Support for Homeownership

The Budget confirmed a new Help to Buy Equity Loan Scheme and extended Stamp Duty Land Tax relief to all qualifying shared ownership properties (with a launch of a Call for Evidence on Private Shared Ownership).  It also launched a consultation on new permitted development rights to allow upwards extensions above commercial premises and to allow commercial buildings to be demolished and replaced with homes (Planning reform: supporting the high street and increasing the delivery of new homes).

There is a concern that policies continue to underline the prevailing view that social housing is a stepping stone to home ownership, rather than recognising that it is the right choice for some, and this doesn’t help with stigmatising social housing tenants.

There are estates in the North which almost certainly meet the definition of affordable but fall so far below modern standards there is, not just a stigmatising of residents, but a loss of hope.  Residents either put up with this, or move to the far less stable private rented sector.  There they find tenancies that could be less stable and quality which is in many cases below decent standards with 354,000 private rented sector properties being unfit in the North – see The Hidden costs of Poor Quality Housing in the North.

A combination of new council house building and investment in quality of existing stock will, over time, create capacity to deliver as much as 20-30,000 social rented homes a year.
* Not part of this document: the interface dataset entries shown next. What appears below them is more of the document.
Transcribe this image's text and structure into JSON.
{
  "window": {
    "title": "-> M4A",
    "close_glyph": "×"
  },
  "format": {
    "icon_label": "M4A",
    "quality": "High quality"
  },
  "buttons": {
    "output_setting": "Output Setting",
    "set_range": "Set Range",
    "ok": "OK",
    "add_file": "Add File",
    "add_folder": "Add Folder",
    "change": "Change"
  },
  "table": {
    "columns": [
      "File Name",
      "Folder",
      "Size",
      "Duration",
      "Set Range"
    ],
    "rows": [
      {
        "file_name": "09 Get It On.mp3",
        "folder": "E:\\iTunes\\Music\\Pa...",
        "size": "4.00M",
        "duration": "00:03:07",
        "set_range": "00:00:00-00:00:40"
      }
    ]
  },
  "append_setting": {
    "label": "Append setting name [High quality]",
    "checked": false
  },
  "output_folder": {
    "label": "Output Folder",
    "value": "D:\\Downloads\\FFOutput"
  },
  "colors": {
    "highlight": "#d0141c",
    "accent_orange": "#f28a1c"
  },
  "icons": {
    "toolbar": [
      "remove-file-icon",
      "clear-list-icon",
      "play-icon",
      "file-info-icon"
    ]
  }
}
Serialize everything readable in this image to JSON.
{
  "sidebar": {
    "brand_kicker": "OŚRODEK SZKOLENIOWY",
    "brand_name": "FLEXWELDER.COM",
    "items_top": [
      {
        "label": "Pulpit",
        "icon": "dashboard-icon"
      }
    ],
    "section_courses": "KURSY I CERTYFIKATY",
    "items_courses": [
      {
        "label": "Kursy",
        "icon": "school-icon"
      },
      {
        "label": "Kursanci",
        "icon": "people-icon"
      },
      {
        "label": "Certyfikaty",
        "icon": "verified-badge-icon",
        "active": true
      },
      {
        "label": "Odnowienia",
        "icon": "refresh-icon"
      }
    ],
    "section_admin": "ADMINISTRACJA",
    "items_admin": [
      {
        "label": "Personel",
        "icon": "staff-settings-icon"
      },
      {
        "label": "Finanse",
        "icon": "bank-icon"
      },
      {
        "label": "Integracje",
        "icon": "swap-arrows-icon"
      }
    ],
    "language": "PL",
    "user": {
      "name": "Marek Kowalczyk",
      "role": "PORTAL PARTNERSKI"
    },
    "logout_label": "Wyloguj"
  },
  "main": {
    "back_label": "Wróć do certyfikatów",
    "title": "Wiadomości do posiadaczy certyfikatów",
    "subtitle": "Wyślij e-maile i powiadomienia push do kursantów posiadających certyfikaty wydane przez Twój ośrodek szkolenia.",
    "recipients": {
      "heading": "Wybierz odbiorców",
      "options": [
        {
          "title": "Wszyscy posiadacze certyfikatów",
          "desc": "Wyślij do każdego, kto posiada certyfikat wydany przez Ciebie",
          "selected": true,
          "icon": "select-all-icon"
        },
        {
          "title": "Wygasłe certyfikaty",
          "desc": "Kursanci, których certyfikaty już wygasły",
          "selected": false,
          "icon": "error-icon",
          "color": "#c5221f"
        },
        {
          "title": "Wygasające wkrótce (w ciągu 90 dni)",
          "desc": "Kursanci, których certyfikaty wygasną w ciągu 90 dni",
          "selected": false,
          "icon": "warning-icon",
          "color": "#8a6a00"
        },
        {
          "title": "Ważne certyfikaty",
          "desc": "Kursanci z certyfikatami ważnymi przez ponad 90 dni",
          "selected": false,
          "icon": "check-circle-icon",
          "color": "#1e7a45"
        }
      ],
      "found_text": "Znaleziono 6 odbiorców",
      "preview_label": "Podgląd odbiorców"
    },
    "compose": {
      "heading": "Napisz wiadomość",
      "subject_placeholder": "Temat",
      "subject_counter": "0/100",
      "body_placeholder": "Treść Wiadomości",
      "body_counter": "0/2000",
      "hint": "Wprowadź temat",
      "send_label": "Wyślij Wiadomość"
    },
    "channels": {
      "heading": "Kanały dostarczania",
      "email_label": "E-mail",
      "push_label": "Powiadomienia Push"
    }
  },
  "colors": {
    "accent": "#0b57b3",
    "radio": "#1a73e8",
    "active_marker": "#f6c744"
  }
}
Sir Oliver Letwin’s review of build out rates (published on the day of Budget) has also confirmed that delivering a wider range of tenures on sites improves the rate at which new homes are built – another reason to justify increased public investment on social rented housing.